Many of these retailers have struggled financially and have filed for bankruptcy protection. A decade ago, Texas lawmakers began taking steps to improve transparency and make it easier for customers to compare offers from different providers. But the state hasn’t done much else since then. The state hasn’t made it easier for customers to switch providers, despite its promise that deregulation would give consumers more power. There are also no rules about how much electricity companies can charge their customers in fees and other charges — a big problem considering that some of these same companies have been accused of engaging in price gouging after storms hit Texas. The lack of action is all the more surprising in light of recent developments. A federal judge recently ruled that Texas’s system for setting electricity rates was unconstitutional, saying it “discriminates against out-of-state generators and artificially inflates prices paid by Texans.” And last year, a bipartisan coalition in Congress whose members included Sen. Ted Cruz and Rep.

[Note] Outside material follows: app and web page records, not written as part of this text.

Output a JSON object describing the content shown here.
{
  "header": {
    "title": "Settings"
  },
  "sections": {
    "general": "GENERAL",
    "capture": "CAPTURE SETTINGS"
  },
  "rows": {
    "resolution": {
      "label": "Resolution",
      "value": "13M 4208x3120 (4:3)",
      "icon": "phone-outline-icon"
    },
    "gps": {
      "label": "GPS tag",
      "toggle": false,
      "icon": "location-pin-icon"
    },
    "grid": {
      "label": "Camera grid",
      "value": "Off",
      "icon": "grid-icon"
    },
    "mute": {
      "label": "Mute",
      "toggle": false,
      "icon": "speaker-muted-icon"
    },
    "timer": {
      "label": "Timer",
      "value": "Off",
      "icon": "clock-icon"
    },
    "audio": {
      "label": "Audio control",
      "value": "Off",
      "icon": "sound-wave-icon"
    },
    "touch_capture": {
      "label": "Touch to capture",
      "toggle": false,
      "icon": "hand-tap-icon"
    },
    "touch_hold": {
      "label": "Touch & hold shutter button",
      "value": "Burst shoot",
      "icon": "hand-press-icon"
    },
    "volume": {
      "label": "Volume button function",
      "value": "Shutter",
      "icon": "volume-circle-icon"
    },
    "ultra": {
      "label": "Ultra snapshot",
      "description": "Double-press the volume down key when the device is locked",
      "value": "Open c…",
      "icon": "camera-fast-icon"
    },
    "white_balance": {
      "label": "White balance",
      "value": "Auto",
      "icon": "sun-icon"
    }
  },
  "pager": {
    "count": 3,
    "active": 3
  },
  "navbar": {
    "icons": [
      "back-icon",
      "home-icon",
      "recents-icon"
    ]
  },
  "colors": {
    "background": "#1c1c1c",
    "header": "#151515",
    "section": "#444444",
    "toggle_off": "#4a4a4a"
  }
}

Beto O’Rourke proposed legislation aimed at creating an interstate market for electricity that would allow consumers to choose from different providers across state lines. In 2016, lawmakers approved a measure that requires utilities to inform customers about the difference between their energy usage and what they’re paying for it. But a recent report from The Center for Public Policy Priorities found that many utilities are failing to meet this requirement, which is causing confusion among consumers. In fact, some lawmakers have resisted calls for more regulation, arguing that the free market is working as intended. Texas has been slow to adopt new rules that would help prevent electricity providers from cheating customers and make it easier for them to switch companies if they’re unhappy with their service. The state also hasn’t done much to address complaints about poor customer service — despite evidence that some retailers have sold electricity plans without making sure the price is right for consumers. These issues have been on the radar of state lawmakers since at least 2015, when a report from the Public Utility Commission found that customers were getting charged more than they should. The report concluded that many Texans were “sitting in plans that are more expensive than what is available in the market today.” Texas has been slow to adopt new rules that would help prevent electricity providers from cheating customers and make it easier for them to switch companies if they're unhappy with their service. The state also hasn't done much to address complaints about poor customer service — despite evidence that some retailers have sold electricity plans without making sure the price is right for consumers.